Wiley Blackwell, vol. 6(1), pages 75-90, 03.
- Holmstrom, Bengt & Milgrom, Paul, 1991. "Multitask Principal-Agent Analyses: Incentive Contracts, Asset Ownership, and Job Design," Journal of Law, Economics and Organization, Oxford University Press, vol. 7(0), pages 24-52, Special I.
- Joan-Ramon Borrell, 1999. "Pharmaceutical Price Regulation: A Study on the Impact of the Rate-of-Return Regulation in the UK," PharmacoEconomics, Springer Healthcare | Adis, vol. 15(3), pages 291-303.
- Olson, Mary, 1996. "Substitution in Regulatory Agencies: FDA Enforcement Alternatives," Journal of Law, Economics and Organization, Oxford University Press, vol. 12(2), pages 376-407, October.
- Janet Currie & Jeffrey Grogger, 2000.
"Medicaid Expansions and Welfare Contractions: Offsetting Effects on Prenatal Care and Infant Health?,"
NBER Working Papers
7667, National Bureau of Economic Research, Inc.
- Currie, Janet & Grogger, Jeffrey, 2002. "Medicaid expansions and welfare contractions: offsetting effects on prenatal care and infant health?," Journal of Health Economics, Elsevier, vol. 21(2), pages 313-335, March.

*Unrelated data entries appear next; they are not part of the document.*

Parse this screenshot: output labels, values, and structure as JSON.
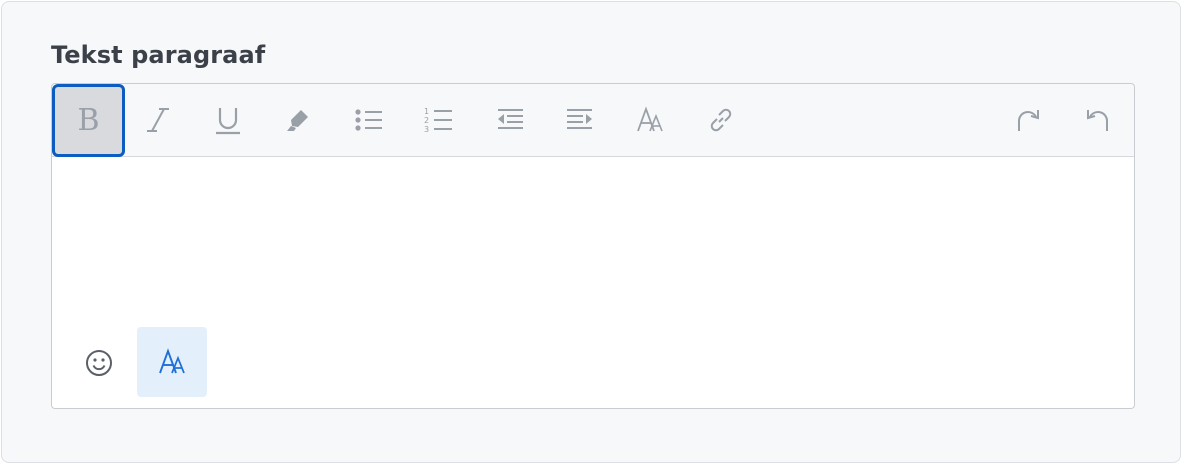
{
  "field": {
    "label": "Tekst paragraaf",
    "content": ""
  },
  "toolbar": {
    "bold_label": "B",
    "active_button": "bold",
    "buttons": [
      "bold",
      "italic-icon",
      "underline-icon",
      "highlighter-icon",
      "bulleted-list-icon",
      "numbered-list-icon",
      "outdent-icon",
      "indent-icon",
      "font-size-icon",
      "link-icon",
      "redo-icon",
      "undo-icon"
    ]
  },
  "bottom_bar": {
    "buttons": [
      "emoji-icon",
      "text-format-icon"
    ],
    "active_button": "text-format-icon"
  },
  "colors": {
    "accent": "#0d5cc2",
    "icon": "#9aa0a8",
    "active_icon": "#1f6fd6",
    "active_bg": "#e4effc"
  }
}
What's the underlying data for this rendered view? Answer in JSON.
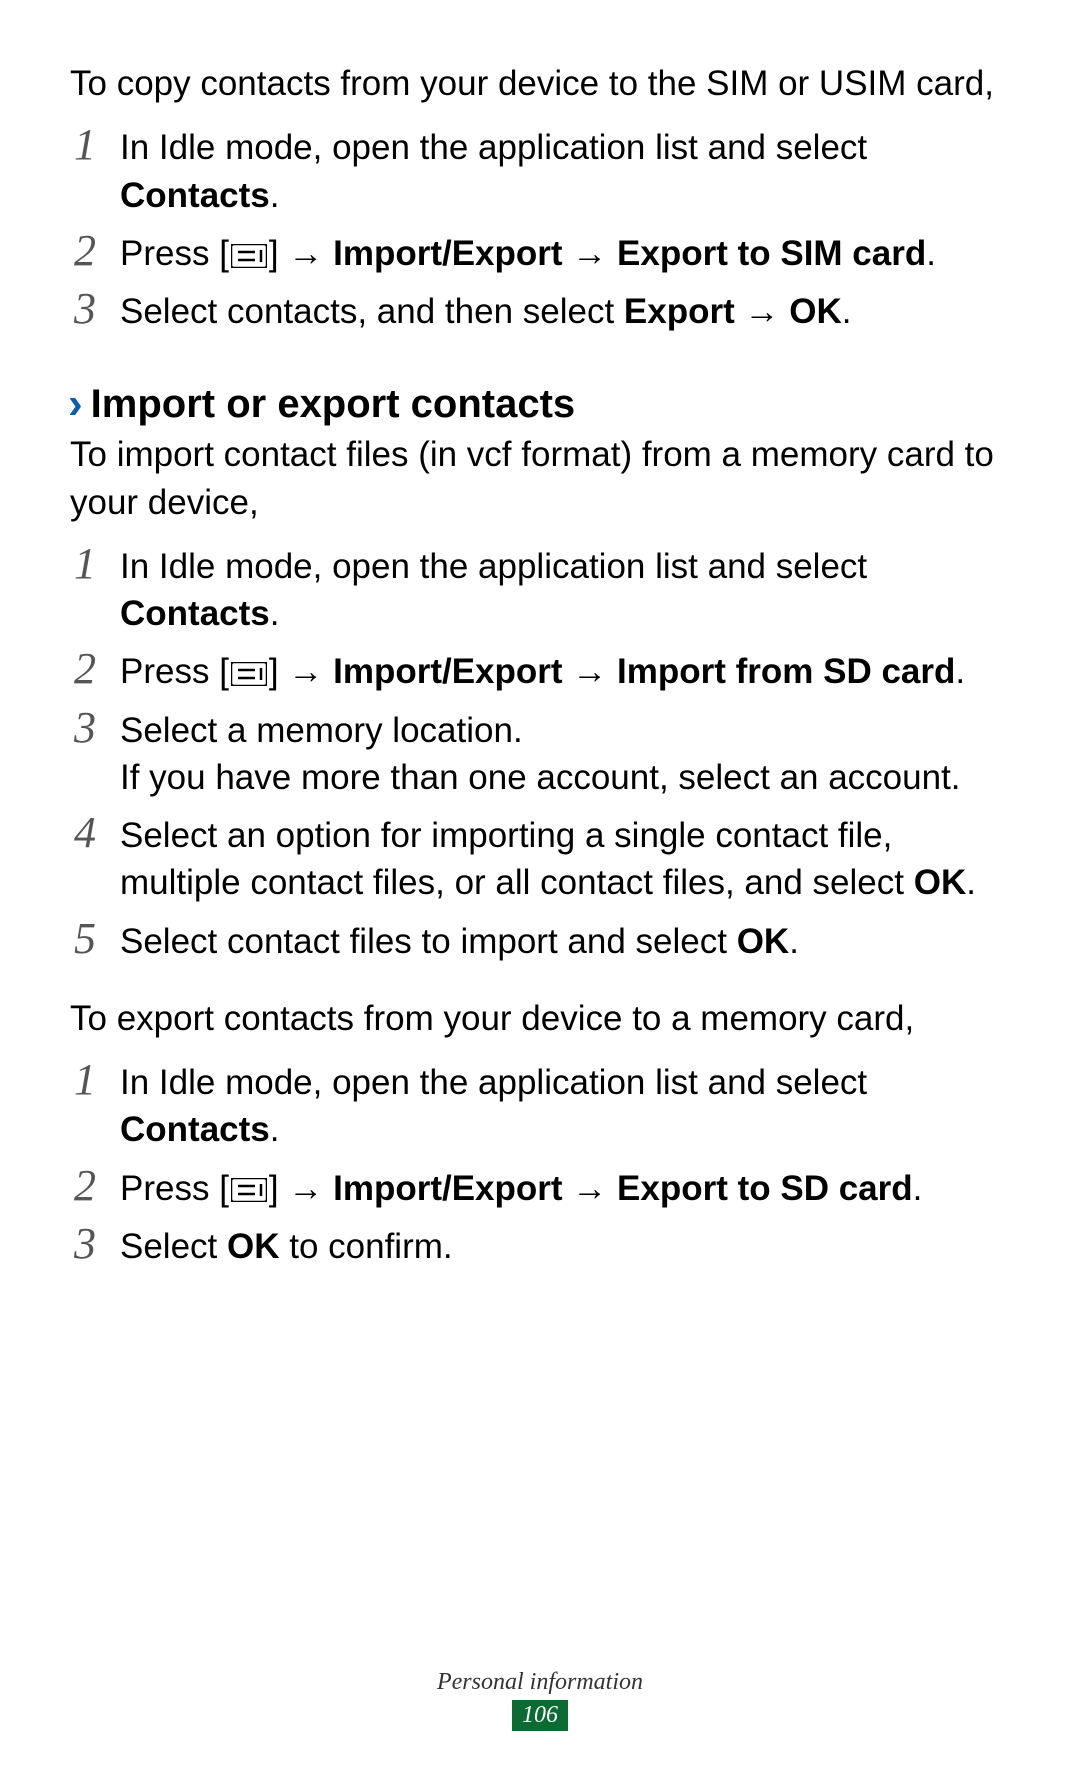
{
  "intro1": "To copy contacts from your device to the SIM or USIM card,",
  "list1_step1_a": "In Idle mode, open the application list and select ",
  "list1_step1_b": "Contacts",
  "list1_step1_c": ".",
  "list1_step2_a": "Press [",
  "list1_step2_b": "] → ",
  "list1_step2_c": "Import/Export",
  "list1_step2_d": " → ",
  "list1_step2_e": "Export to SIM card",
  "list1_step2_f": ".",
  "list1_step3_a": "Select contacts, and then select ",
  "list1_step3_b": "Export",
  "list1_step3_c": " → ",
  "list1_step3_d": "OK",
  "list1_step3_e": ".",
  "heading": "Import or export contacts",
  "intro2": "To import contact files (in vcf format) from a memory card to your device,",
  "list2_step1_a": "In Idle mode, open the application list and select ",
  "list2_step1_b": "Contacts",
  "list2_step1_c": ".",
  "list2_step2_a": "Press [",
  "list2_step2_b": "] → ",
  "list2_step2_c": "Import/Export",
  "list2_step2_d": " → ",
  "list2_step2_e": "Import from SD card",
  "list2_step2_f": ".",
  "list2_step3_a": "Select a memory location.",
  "list2_step3_b": "If you have more than one account, select an account.",
  "list2_step4_a": "Select an option for importing a single contact file, multiple contact files, or all contact files, and select ",
  "list2_step4_b": "OK",
  "list2_step4_c": ".",
  "list2_step5_a": "Select contact files to import and select ",
  "list2_step5_b": "OK",
  "list2_step5_c": ".",
  "intro3": "To export contacts from your device to a memory card,",
  "list3_step1_a": "In Idle mode, open the application list and select ",
  "list3_step1_b": "Contacts",
  "list3_step1_c": ".",
  "list3_step2_a": "Press [",
  "list3_step2_b": "] → ",
  "list3_step2_c": "Import/Export",
  "list3_step2_d": " → ",
  "list3_step2_e": "Export to SD card",
  "list3_step2_f": ".",
  "list3_step3_a": "Select ",
  "list3_step3_b": "OK",
  "list3_step3_c": " to confirm.",
  "footer_section": "Personal information",
  "page_number": "106",
  "num1": "1",
  "num2": "2",
  "num3": "3",
  "num4": "4",
  "num5": "5",
  "chevron": "›"
}
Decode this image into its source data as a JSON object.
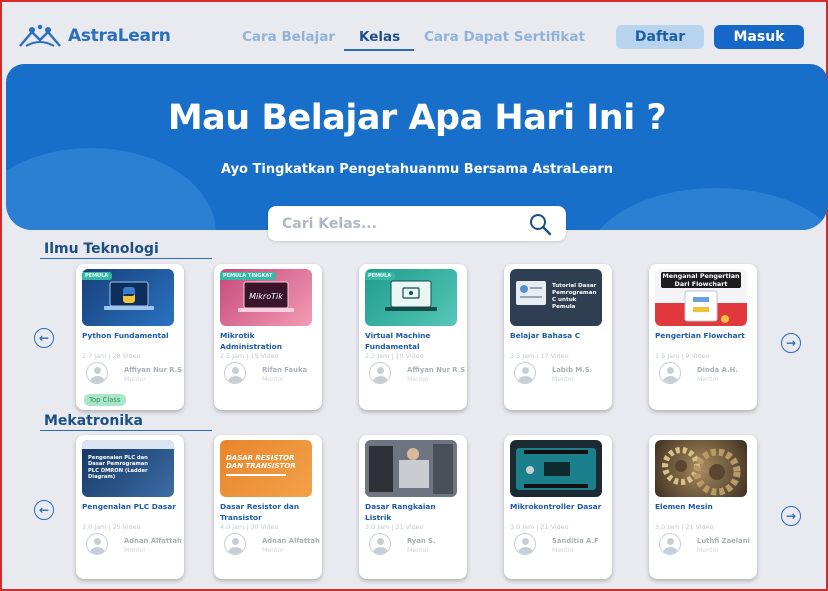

- Robert A. Moffitt, 2003. "Means-Tested Transfer Programs in the United States," NBER Books, National Bureau of Economic Research, Inc, number moff03-1, December.
When requesting a correction, please mention this item's handle: RePEc:nbr:nberwo:10930. See general information about how to correct material in RePEc.
For technical questions regarding this item, or to correct its authors, title, abstract, bibliographic or download information, contact: ()
If references are entirely missing, you can add them using this form.